When you're in the Keyboard Shortcuts window, select Application Menus from the Shortcuts For dropdown. Then expand Image >, scroll down until you find Image Rotation, then assign your shortcut of choice.
Howard, thanks for the pointer on configuring keyboard shortcuts.
I think my point about the crop box user interface is still valid: There should be a simple, quick way to rotate the image in 90-degree chunks.
Perhaps keep the rotation icon, but make it multifunctional: By itself, the icon rotates the image; add the SHIFT or CONTROL key to rotate the crop box.
I can see where the behavior can be a bit awkward. I took moment to play with your steps in the first post. This may help.
When you activate the Crop Tool, rotate the image using the method you posted (start rotating then hold Shift). Once the image is in a portrait orientation, press the X key on your keyboard to rotate the Crop box. Press Return/Enter to accept. That will rotate the crop to landscape as well, and fill the image.
It might help a touch, but I agree, it's slightly awkward, especially with the 'rotate first, then hold shift' step.
Just a side note...
So many digital imaging systems now set an orientation flag in the images... Can we assume you're scanning images from film or something? Why aren't you getting correctly-oriented images in the first place? Just curious. Maybe if that were made better this would be a non-problem for you.
Howard, thanks for the tip about the X key; didn't realize it worked that way when the crop tool is active. But in this case I had set the crop box dimenions, so the crop box starts out with the correct orientation. Having played with this for a day, I conclude that the best approach for this task is to restore the old keyboard conventions for image rotation and rotate the image before launching the crop tool.
I stand by my observation that the rotate key should affect the image, not the crop box because that is consistent with the new cropping paradigm: We rotate the image, not the crop box. I realize making a change this late in the development cycle is awkward -- but if CS6 ships with this behavior, it will become even harder to change later -- and the user interface should be as consistent as possible.
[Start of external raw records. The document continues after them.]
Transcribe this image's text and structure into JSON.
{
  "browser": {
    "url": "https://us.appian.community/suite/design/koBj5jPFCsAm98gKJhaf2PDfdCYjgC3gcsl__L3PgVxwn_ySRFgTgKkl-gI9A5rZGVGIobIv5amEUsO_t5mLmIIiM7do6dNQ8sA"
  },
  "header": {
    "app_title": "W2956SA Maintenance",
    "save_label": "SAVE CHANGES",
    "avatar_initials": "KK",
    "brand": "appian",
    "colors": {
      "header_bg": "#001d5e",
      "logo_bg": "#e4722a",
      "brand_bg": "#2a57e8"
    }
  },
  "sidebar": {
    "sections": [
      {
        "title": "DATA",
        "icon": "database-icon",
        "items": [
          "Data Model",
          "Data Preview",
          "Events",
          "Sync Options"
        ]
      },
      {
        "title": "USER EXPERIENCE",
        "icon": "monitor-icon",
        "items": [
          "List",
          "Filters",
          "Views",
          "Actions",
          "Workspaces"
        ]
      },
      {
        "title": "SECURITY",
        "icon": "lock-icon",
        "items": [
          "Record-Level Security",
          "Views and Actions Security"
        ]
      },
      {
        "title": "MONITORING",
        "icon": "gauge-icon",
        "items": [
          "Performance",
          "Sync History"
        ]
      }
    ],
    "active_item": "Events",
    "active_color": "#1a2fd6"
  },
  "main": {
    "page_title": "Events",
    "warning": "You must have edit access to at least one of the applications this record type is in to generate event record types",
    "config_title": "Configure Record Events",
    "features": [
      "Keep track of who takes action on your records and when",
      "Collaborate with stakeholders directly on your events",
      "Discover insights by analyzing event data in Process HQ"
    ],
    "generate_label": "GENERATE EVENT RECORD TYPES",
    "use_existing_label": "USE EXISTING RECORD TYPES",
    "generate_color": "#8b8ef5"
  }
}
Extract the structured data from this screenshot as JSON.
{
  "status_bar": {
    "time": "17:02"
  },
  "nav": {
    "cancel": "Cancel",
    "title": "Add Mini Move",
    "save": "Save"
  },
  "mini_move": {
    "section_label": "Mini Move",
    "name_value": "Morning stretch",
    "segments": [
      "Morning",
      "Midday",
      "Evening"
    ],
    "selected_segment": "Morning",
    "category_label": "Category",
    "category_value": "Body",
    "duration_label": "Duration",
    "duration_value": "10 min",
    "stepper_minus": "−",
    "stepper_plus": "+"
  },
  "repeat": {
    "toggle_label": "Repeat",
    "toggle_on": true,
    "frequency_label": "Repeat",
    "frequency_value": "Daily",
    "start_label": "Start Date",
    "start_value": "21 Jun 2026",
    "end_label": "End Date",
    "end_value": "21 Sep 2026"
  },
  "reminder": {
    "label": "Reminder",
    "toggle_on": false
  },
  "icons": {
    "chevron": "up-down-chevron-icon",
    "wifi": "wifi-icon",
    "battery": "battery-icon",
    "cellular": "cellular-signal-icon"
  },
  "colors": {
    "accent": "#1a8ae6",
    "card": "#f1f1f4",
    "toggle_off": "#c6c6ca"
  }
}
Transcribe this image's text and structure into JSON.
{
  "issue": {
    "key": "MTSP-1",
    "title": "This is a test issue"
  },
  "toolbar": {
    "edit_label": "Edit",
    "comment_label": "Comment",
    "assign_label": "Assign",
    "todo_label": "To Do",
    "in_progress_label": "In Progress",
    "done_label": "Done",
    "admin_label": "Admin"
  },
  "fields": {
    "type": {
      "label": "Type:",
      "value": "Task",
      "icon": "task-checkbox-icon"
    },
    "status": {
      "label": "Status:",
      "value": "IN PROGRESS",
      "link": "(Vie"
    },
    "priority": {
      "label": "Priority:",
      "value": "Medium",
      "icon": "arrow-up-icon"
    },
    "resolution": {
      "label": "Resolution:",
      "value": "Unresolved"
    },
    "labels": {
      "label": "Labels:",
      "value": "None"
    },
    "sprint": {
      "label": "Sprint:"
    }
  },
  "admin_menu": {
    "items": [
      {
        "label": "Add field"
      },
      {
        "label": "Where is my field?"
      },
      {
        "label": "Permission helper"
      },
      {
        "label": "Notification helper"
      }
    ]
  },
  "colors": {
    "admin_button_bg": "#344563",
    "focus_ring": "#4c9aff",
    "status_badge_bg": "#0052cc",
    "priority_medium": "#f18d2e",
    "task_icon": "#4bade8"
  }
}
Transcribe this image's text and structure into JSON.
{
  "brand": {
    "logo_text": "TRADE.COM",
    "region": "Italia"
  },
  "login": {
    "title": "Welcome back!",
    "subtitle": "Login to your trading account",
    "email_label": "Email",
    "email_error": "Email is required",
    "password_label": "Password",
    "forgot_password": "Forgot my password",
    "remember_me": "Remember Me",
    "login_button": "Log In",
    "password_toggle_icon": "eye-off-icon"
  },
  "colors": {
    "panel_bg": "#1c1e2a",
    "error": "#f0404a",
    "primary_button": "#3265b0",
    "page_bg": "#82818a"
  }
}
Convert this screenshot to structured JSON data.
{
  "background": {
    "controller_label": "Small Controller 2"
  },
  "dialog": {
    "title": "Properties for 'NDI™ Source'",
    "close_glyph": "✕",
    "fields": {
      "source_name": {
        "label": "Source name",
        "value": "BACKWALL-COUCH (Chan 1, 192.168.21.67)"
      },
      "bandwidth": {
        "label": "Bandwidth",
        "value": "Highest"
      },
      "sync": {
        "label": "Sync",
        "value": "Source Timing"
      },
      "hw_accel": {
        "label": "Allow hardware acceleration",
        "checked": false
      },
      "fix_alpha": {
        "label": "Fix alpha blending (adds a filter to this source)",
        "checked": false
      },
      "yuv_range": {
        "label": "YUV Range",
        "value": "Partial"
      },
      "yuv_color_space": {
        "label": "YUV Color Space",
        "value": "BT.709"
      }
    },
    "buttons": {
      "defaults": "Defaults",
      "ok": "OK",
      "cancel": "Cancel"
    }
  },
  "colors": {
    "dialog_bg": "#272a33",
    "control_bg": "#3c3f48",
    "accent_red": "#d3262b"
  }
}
Noel, you are correct: The images are coming from scanned film. All frames get scanned with the same orientation. I want to avoid the "Patient: Doctor, it hurts when I do this. Doctor: Then don't do that!" scenario. Granted: If images are "correctly" oriented, this issue doesn't arise. But not all images are oriented correctly and CS6 should be at least as graceful in handling the task as previous versions.